*What you are asked to do*: Write the records out again, unchanged.
[Input records — start]
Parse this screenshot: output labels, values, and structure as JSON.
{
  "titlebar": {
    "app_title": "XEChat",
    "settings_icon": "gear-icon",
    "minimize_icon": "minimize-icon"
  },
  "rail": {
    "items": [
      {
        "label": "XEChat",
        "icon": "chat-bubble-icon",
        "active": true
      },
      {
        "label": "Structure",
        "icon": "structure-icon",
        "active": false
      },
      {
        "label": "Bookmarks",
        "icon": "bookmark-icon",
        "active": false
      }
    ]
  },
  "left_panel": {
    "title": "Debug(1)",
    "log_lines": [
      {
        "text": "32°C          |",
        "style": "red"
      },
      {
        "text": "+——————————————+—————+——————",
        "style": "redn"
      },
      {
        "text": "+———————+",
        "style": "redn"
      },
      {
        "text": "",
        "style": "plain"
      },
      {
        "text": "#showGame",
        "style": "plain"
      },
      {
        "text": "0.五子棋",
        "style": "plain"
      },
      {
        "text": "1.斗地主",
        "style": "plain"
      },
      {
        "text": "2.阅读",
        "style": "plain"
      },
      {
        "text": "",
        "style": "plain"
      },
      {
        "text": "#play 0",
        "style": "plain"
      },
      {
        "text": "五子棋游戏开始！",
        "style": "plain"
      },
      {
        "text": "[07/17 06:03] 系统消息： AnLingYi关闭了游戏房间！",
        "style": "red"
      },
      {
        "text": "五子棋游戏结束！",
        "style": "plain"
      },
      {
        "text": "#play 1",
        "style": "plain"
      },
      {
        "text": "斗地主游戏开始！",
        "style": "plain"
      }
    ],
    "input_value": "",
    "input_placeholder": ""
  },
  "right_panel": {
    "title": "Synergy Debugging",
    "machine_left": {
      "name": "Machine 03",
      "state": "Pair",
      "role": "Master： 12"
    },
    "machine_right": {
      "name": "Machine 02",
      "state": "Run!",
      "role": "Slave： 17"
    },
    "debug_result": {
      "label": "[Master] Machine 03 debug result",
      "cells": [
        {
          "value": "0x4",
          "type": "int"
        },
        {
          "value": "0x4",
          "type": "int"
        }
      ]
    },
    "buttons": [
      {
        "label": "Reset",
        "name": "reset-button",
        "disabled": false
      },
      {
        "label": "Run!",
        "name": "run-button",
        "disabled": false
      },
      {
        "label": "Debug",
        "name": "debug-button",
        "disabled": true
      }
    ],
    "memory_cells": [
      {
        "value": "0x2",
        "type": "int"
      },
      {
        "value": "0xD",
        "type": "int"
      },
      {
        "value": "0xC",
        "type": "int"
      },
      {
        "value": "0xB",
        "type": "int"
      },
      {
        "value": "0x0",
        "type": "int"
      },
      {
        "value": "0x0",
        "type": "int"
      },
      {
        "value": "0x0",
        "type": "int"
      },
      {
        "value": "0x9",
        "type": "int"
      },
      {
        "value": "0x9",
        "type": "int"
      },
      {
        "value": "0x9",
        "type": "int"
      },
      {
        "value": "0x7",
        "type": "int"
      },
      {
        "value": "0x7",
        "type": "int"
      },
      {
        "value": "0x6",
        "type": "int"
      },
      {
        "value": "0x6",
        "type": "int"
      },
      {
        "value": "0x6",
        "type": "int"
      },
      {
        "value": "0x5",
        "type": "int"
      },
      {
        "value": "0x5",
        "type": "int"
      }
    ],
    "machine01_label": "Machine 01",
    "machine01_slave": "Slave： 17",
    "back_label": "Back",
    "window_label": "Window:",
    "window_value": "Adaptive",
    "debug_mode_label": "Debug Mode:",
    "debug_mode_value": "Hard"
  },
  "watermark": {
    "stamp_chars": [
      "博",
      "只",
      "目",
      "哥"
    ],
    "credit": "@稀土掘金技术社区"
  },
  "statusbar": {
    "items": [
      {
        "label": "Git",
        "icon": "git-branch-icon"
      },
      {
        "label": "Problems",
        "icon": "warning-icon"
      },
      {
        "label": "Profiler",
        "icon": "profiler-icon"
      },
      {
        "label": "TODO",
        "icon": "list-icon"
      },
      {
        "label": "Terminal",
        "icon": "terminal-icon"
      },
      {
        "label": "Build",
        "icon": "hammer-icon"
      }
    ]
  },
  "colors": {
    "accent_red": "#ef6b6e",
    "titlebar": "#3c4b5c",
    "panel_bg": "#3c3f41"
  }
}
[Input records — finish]
*Exercise solution*:
Parse this screenshot: output labels, values, and structure as JSON.
{
  "titlebar": {
    "app_title": "XEChat",
    "settings_icon": "gear-icon",
    "minimize_icon": "minimize-icon"
  },
  "rail": {
    "items": [
      {
        "label": "XEChat",
        "icon": "chat-bubble-icon",
        "active": true
      },
      {
        "label": "Structure",
        "icon": "structure-icon",
        "active": false
      },
      {
        "label": "Bookmarks",
        "icon": "bookmark-icon",
        "active": false
      }
    ]
  },
  "left_panel": {
    "title": "Debug(1)",
    "log_lines": [
      {
        "text": "32°C          |",
        "style": "red"
      },
      {
        "text": "+——————————————+—————+——————",
        "style": "redn"
      },
      {
        "text": "+———————+",
        "style": "redn"
      },
      {
        "text": "",
        "style": "plain"
      },
      {
        "text": "#showGame",
        "style": "plain"
      },
      {
        "text": "0.五子棋",
        "style": "plain"
      },
      {
        "text": "1.斗地主",
        "style": "plain"
      },
      {
        "text": "2.阅读",
        "style": "plain"
      },
      {
        "text": "",
        "style": "plain"
      },
      {
        "text": "#play 0",
        "style": "plain"
      },
      {
        "text": "五子棋游戏开始！",
        "style": "plain"
      },
      {
        "text": "[07/17 06:03] 系统消息： AnLingYi关闭了游戏房间！",
        "style": "red"
      },
      {
        "text": "五子棋游戏结束！",
        "style": "plain"
      },
      {
        "text": "#play 1",
        "style": "plain"
      },
      {
        "text": "斗地主游戏开始！",
        "style": "plain"
      }
    ],
    "input_value": "",
    "input_placeholder": ""
  },
  "right_panel": {
    "title": "Synergy Debugging",
    "machine_left": {
      "name": "Machine 03",
      "state": "Pair",
      "role": "Master： 12"
    },
    "machine_right": {
      "name": "Machine 02",
      "state": "Run!",
      "role": "Slave： 17"
    },
    "debug_result": {
      "label": "[Master] Machine 03 debug result",
      "cells": [
        {
          "value": "0x4",
          "type": "int"
        },
        {
          "value": "0x4",
          "type": "int"
        }
      ]
    },
    "buttons": [
      {
        "label": "Reset",
        "name": "reset-button",
        "disabled": false
      },
      {
        "label": "Run!",
        "name": "run-button",
        "disabled": false
      },
      {
        "label": "Debug",
        "name": "debug-button",
        "disabled": true
      }
    ],
    "memory_cells": [
      {
        "value": "0x2",
        "type": "int"
      },
      {
        "value": "0xD",
        "type": "int"
      },
      {
        "value": "0xC",
        "type": "int"
      },
      {
        "value": "0xB",
        "type": "int"
      },
      {
        "value": "0x0",
        "type": "int"
      },
      {
        "value": "0x0",
        "type": "int"
      },
      {
        "value": "0x0",
        "type": "int"
      },
      {
        "value": "0x9",
        "type": "int"
      },
      {
        "value": "0x9",
        "type": "int"
      },
      {
        "value": "0x9",
        "type": "int"
      },
      {
        "value": "0x7",
        "type": "int"
      },
      {
        "value": "0x7",
        "type": "int"
      },
      {
        "value": "0x6",
        "type": "int"
      },
      {
        "value": "0x6",
        "type": "int"
      },
      {
        "value": "0x6",
        "type": "int"
      },
      {
        "value": "0x5",
        "type": "int"
      },
      {
        "value": "0x5",
        "type": "int"
      }
    ],
    "machine01_label": "Machine 01",
    "machine01_slave": "Slave： 17",
    "back_label": "Back",
    "window_label": "Window:",
    "window_value": "Adaptive",
    "debug_mode_label": "Debug Mode:",
    "debug_mode_value": "Hard"
  },
  "watermark": {
    "stamp_chars": [
      "博",
      "只",
      "目",
      "哥"
    ],
    "credit": "@稀土掘金技术社区"
  },
  "statusbar": {
    "items": [
      {
        "label": "Git",
        "icon": "git-branch-icon"
      },
      {
        "label": "Problems",
        "icon": "warning-icon"
      },
      {
        "label": "Profiler",
        "icon": "profiler-icon"
      },
      {
        "label": "TODO",
        "icon": "list-icon"
      },
      {
        "label": "Terminal",
        "icon": "terminal-icon"
      },
      {
        "label": "Build",
        "icon": "hammer-icon"
      }
    ]
  },
  "colors": {
    "accent_red": "#ef6b6e",
    "titlebar": "#3c4b5c",
    "panel_bg": "#3c3f41"
  }
}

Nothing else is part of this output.